» **What is required**
In the records below, find every line with the word "Darjeeling" and copy it.
*** Exercise data
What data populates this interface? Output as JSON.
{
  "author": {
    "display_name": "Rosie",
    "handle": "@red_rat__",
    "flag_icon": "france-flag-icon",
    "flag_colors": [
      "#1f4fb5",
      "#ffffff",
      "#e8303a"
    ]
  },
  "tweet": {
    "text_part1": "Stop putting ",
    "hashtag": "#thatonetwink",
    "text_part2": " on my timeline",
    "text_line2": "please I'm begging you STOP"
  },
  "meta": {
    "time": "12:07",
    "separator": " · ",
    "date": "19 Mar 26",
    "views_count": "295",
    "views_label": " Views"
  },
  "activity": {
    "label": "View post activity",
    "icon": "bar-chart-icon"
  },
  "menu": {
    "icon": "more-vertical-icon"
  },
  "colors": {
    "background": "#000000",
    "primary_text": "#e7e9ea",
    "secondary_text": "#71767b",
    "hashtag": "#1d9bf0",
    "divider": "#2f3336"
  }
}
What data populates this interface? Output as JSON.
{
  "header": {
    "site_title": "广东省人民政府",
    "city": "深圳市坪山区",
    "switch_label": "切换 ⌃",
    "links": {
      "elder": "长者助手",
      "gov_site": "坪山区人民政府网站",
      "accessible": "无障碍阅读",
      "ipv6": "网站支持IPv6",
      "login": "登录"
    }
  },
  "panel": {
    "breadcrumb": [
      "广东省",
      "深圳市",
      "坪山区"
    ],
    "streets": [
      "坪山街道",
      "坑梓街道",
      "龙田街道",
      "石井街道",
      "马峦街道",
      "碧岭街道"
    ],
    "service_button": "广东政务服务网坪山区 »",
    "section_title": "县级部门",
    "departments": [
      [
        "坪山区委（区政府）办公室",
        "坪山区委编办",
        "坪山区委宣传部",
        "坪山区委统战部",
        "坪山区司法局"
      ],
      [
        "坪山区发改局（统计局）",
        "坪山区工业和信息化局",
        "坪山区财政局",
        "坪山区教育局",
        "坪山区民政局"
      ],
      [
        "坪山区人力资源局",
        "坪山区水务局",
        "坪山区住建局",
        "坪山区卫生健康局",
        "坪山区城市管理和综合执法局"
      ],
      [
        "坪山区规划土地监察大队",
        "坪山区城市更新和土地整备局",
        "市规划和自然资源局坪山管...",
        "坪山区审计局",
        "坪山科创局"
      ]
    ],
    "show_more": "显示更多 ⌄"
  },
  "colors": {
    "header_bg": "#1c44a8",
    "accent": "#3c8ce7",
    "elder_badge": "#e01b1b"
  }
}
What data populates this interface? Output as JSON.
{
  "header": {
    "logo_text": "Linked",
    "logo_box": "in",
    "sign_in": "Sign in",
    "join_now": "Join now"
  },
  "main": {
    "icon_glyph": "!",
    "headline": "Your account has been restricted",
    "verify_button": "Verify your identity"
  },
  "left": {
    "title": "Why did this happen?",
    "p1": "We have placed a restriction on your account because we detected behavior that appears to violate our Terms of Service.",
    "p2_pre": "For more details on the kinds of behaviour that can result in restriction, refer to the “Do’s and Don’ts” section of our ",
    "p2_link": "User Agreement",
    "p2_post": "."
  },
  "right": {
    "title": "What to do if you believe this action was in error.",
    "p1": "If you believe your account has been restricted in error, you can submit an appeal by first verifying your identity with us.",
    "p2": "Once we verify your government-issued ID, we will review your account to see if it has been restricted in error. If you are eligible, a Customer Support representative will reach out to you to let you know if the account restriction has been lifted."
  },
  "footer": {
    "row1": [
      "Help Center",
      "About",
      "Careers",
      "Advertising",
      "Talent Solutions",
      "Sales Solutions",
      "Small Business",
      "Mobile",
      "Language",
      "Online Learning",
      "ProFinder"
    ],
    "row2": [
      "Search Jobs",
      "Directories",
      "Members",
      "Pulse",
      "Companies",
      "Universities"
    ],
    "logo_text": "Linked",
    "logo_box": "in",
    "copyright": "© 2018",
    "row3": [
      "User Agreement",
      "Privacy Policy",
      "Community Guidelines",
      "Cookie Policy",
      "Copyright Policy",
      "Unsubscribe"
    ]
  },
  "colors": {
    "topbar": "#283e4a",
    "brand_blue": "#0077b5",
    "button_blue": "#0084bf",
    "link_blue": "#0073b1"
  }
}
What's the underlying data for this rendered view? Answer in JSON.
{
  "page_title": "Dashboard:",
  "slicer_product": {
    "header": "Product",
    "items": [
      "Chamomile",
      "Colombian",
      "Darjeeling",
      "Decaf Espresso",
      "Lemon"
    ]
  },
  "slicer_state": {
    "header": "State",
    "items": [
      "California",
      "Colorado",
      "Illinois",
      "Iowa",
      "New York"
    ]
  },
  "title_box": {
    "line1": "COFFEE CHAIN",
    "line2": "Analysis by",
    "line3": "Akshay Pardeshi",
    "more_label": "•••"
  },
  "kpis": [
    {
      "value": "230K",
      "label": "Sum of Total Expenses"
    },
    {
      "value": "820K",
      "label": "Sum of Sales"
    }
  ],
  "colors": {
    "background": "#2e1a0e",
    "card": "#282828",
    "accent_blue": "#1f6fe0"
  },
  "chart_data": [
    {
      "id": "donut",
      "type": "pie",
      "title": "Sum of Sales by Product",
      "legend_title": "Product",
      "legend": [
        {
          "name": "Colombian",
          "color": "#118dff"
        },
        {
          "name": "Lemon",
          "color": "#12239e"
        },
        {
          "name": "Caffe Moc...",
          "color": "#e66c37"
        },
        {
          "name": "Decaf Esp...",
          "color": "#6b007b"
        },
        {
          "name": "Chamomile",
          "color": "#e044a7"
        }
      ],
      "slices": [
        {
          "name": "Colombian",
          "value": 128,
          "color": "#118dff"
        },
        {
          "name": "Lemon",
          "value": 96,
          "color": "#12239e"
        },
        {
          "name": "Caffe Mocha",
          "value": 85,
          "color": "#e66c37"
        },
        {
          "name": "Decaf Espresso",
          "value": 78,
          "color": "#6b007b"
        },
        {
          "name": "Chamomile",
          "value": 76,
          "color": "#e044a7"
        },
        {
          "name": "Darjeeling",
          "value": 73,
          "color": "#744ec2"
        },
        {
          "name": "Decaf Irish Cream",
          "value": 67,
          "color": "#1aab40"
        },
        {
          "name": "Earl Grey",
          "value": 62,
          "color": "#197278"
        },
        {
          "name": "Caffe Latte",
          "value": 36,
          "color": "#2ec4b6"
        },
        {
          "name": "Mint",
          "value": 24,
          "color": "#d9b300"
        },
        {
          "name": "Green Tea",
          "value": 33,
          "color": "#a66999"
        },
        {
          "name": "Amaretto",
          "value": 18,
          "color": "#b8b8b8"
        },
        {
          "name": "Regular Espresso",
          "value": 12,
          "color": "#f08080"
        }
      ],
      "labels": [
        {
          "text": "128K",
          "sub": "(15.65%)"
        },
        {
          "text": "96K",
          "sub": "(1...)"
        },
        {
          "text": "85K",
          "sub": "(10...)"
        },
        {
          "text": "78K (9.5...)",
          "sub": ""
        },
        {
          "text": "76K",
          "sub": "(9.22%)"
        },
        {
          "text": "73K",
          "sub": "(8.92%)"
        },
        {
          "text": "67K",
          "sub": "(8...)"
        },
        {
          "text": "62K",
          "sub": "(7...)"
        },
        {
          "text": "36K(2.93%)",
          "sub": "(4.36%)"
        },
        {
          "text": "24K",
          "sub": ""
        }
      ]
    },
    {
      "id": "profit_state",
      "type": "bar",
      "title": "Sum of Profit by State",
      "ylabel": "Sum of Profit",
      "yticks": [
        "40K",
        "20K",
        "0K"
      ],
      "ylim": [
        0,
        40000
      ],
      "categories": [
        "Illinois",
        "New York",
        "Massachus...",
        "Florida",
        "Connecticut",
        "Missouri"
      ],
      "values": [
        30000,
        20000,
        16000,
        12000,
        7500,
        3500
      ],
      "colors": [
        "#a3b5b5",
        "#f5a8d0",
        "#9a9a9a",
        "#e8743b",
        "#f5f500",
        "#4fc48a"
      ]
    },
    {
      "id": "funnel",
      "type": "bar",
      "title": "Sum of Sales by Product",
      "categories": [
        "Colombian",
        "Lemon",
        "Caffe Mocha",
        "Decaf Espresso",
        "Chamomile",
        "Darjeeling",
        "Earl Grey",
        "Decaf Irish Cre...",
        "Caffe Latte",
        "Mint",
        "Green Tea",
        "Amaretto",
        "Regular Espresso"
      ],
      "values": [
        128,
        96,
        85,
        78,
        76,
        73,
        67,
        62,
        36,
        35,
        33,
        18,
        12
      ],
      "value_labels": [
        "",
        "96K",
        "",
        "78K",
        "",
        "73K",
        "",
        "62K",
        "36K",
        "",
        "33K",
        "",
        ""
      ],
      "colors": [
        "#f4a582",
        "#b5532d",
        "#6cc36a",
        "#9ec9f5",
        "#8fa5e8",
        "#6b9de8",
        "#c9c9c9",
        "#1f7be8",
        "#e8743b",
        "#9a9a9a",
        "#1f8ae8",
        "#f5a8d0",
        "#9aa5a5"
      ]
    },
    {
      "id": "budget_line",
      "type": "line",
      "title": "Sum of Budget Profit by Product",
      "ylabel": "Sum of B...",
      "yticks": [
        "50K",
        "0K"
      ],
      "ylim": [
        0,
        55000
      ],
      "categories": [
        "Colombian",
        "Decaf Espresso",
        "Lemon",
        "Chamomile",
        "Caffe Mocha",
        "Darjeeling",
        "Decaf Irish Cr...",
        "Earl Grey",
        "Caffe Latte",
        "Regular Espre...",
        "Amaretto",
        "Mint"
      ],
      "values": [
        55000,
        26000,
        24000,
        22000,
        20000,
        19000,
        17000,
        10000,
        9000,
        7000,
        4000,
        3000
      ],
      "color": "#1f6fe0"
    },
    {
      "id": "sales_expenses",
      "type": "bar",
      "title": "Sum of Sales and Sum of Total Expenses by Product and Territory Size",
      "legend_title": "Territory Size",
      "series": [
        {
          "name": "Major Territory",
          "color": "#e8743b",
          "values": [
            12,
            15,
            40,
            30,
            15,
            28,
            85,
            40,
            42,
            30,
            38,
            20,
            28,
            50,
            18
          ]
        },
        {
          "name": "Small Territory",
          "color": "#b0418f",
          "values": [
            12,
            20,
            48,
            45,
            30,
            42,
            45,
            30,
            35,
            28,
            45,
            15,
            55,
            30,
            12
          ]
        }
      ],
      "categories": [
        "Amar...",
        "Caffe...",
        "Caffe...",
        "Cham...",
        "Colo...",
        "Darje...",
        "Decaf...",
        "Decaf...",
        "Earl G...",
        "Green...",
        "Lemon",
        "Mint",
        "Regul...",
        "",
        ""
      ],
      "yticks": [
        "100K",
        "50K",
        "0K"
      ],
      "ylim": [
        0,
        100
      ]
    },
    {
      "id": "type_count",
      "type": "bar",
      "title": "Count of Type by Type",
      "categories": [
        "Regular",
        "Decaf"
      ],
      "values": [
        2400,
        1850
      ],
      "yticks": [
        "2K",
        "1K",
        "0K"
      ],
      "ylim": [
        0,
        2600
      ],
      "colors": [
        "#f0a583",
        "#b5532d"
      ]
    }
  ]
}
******
» **Response**
      "Darjeeling",
          "name": "Darjeeling",
        "Darjeeling",
        "Darjeeling",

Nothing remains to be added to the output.